I was sure he would hate the flood of water and erratic spray, but he seems okay with the rainy day ritual. The ergonomics of the thing are just right. He fits into the sink with a few inches to spare, settling down for a nice warm soak. The high-arch gooseneck spout on this faucet from Kohler will not puncture his soft hide and the rotating spray head adjusts to his needs. The amount of caked on mud dictates the setting. You can get a sprinkle or a forceful blade of water. I think it uses some kind of magnetic force. No matter, it works. Getting the right water temperature is a breeze with touch control. As you can tell, I got this gadget for this one purpose. I spent a tidy sum to indulge in an angled nozzle and ceramic disc valves. Mineral build-up is not an issue in my basement.
The cat, on the other hand, stares in awe. There is no way she will join the Corgi in this hideous exercise. She cleans herself and is dismissive of any manual assistance. Dogs need extra human loving care. They even look forward to it. However, I have seen her watch warily out of the corner of an eye lest she be forced to make it a communal effort. She could avoid the sight altogether, but there is some kind of morbid curiosity at work. She is often there.
The Corgi has also been known to shake off excess water after his rinse. If the cat is nearby, so much the better. He will inch closer if need be, slowly enough to be undetected. She has been caught one too many times, however, and I expect retaliation shortly. So far so good.
I also have a female Corgi who doesn’t particularly like to luxuriate in a sink environment. This one is hosed off outside with the help of a bucket and sponge. Her hatred is great enough that she will avoid the muddy lawn spots on purpose. To each his own: every dog has his or her preferences and they seldom match.

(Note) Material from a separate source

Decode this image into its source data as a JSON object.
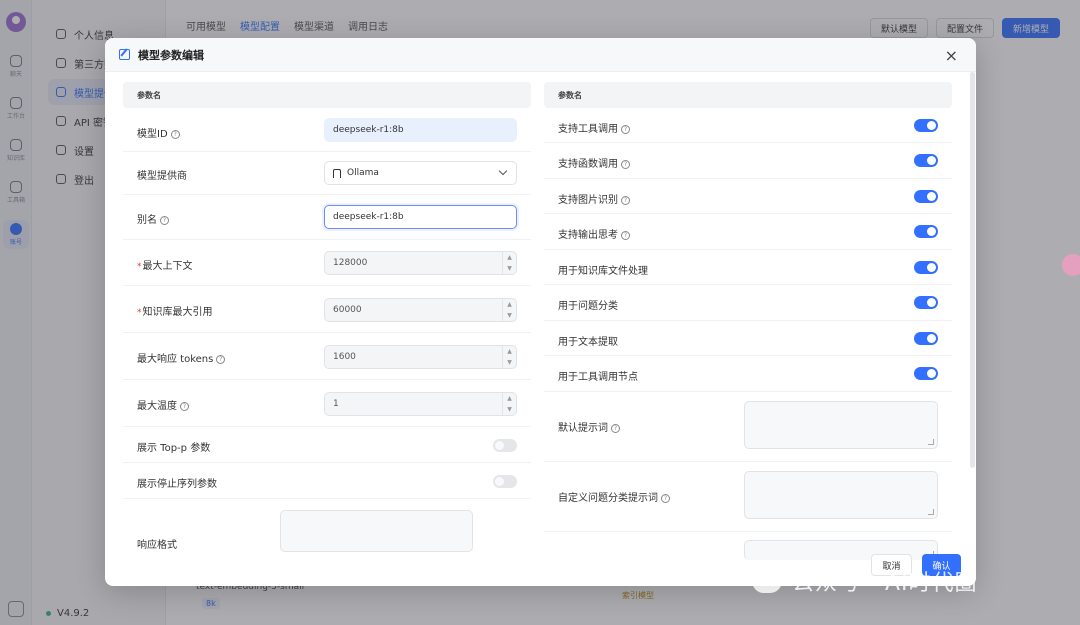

If you don’t have a specialty faucet, you can make do; but be sure the metal surface is covered so it will not harm your pet. A dog will squirm and wiggle and can easily become hurt with one wrong move. Mine has been a godsend during the rainy season and does double duty for rinsing boots and other gear. There are quite a few options so a little research online will help you make a good choice.